eady?” Cora asked Juliette.
The girl hoisted her suitcase and gave a wan smile.
Cora gave up. She would have guessed that Juliette would have been delighted to go back to France, but instead the girl had been sullen, even weepy, all week.
“Is there something wrong?” Cora asked. “Something you’re not telling me?”
Juliette shrugged and blinked harder against the tears that seemed always to be lingering in her eyes.
Cora sighed. She’d been so full of doubts leaving Paris and coming here, so wracked by misgivings through all the weeks of dealing with her brother and her father and George and the family business and especially with Juliette herself. But she never expected she’d feel just as conflicted — more conflicted — about going back.
“It’s time,” said Medhi.
Hugo took Juliette’s hand and led her toward the stairs.
“Did you say goodbye to your grandfather?” Cora asked.
Again, the only answer Cora got from her daughter was a shrug, though this time it was more understandable. Cora’s father, Juliette’s grandfather, sat dim-eyed on the sofa beside his girlfriend, Jimmie Sue.
“Goodbye, Pop,” Cora said, crossing the room to kiss her father’s grizzled cheek.
He looked up at her, confused. “Who are you?” he asked, sounding almost frightened.
Would this be the last time she’d see him? At least with Jimmie Sue here, she could be sure that he’d eat and not drink himself to death. But even without the bottle of bourbon each day, some light had gone out behind his eyes.
“Remember what I told you,” Jimmie Sue said.
Jimmie Sue had told Cora not to go. She’d laid out the cards the night before and advised against the trip, against Cora getting back together with Medhi, against taking Juliette across the ocean.
“Your destiny is here,” Jimmie Sue had said, talking about a man in Juliette’s future who could only be George.

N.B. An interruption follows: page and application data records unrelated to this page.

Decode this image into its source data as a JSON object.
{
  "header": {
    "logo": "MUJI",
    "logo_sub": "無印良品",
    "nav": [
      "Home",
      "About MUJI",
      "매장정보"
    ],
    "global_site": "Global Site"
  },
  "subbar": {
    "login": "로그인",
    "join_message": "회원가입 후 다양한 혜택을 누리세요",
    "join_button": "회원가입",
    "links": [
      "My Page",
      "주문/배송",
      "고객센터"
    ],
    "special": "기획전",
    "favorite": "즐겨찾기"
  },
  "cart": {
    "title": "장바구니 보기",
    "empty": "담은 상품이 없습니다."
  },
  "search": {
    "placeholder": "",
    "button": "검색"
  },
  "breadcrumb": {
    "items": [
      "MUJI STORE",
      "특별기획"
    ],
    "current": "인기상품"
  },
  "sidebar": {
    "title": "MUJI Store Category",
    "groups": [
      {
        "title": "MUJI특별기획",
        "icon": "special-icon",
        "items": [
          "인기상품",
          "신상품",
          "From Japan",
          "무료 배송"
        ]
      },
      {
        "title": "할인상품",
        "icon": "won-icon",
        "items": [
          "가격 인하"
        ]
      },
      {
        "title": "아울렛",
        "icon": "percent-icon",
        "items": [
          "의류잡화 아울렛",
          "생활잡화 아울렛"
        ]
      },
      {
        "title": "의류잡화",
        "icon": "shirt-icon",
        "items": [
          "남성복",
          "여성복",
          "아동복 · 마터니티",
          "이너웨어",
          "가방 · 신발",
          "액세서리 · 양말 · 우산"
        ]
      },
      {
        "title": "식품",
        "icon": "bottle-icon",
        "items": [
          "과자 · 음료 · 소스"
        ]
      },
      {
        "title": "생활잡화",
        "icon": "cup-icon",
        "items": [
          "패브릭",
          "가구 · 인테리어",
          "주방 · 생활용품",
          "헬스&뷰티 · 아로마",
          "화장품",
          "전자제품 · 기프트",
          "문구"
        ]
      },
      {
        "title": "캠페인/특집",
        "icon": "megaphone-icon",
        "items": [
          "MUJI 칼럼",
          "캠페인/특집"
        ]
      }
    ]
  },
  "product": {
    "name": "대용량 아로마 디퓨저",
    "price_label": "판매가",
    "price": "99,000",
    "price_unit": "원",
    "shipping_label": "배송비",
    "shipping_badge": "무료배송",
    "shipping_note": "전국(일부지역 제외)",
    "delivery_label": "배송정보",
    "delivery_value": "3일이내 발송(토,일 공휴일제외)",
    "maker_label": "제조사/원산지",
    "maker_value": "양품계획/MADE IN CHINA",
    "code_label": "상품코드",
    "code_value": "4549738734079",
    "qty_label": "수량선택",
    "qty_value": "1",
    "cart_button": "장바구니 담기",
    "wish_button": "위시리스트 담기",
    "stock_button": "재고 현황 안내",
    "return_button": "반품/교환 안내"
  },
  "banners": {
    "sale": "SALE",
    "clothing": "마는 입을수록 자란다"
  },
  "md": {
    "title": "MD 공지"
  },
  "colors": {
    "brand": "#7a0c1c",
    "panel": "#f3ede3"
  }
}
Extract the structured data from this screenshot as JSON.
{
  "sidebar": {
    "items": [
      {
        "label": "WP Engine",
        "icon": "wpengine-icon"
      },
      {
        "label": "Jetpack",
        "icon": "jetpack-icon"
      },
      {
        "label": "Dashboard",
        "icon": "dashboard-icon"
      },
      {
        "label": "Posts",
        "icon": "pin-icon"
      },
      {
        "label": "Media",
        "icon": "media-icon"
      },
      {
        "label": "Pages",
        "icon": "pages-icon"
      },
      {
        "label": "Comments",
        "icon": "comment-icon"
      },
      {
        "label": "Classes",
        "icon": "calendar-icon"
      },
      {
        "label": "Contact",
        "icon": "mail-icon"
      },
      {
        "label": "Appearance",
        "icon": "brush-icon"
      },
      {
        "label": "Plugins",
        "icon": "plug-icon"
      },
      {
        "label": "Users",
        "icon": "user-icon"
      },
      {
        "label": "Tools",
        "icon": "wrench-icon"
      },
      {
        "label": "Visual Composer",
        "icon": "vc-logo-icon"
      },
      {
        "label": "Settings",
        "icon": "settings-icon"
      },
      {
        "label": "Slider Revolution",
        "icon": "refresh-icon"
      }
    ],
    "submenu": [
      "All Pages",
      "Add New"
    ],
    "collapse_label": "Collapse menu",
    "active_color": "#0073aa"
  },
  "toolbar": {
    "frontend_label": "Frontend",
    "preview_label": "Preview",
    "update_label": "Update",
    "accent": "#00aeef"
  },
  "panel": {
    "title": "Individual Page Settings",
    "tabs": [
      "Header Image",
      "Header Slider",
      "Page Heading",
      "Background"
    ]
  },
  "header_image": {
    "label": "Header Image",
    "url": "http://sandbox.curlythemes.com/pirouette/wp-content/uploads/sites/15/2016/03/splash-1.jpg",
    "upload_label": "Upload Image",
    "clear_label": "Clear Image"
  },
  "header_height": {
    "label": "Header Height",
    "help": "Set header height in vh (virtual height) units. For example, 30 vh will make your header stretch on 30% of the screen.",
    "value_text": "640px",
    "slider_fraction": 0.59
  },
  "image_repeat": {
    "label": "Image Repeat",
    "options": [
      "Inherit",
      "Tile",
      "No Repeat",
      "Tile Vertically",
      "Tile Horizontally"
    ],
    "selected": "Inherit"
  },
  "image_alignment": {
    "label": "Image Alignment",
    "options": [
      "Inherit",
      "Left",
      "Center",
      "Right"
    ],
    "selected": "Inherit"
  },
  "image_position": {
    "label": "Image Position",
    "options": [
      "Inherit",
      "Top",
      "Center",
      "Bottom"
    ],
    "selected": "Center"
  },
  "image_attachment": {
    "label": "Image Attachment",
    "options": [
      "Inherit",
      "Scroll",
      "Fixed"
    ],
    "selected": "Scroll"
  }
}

But Cora couldn’t let herself make decisions as big as how to raise her daughter and whether to reunite with her husband of 20 years based on what some old cards said, could she? She might be impulsive, she might be ambivalent, but she wasn’t a complete fool.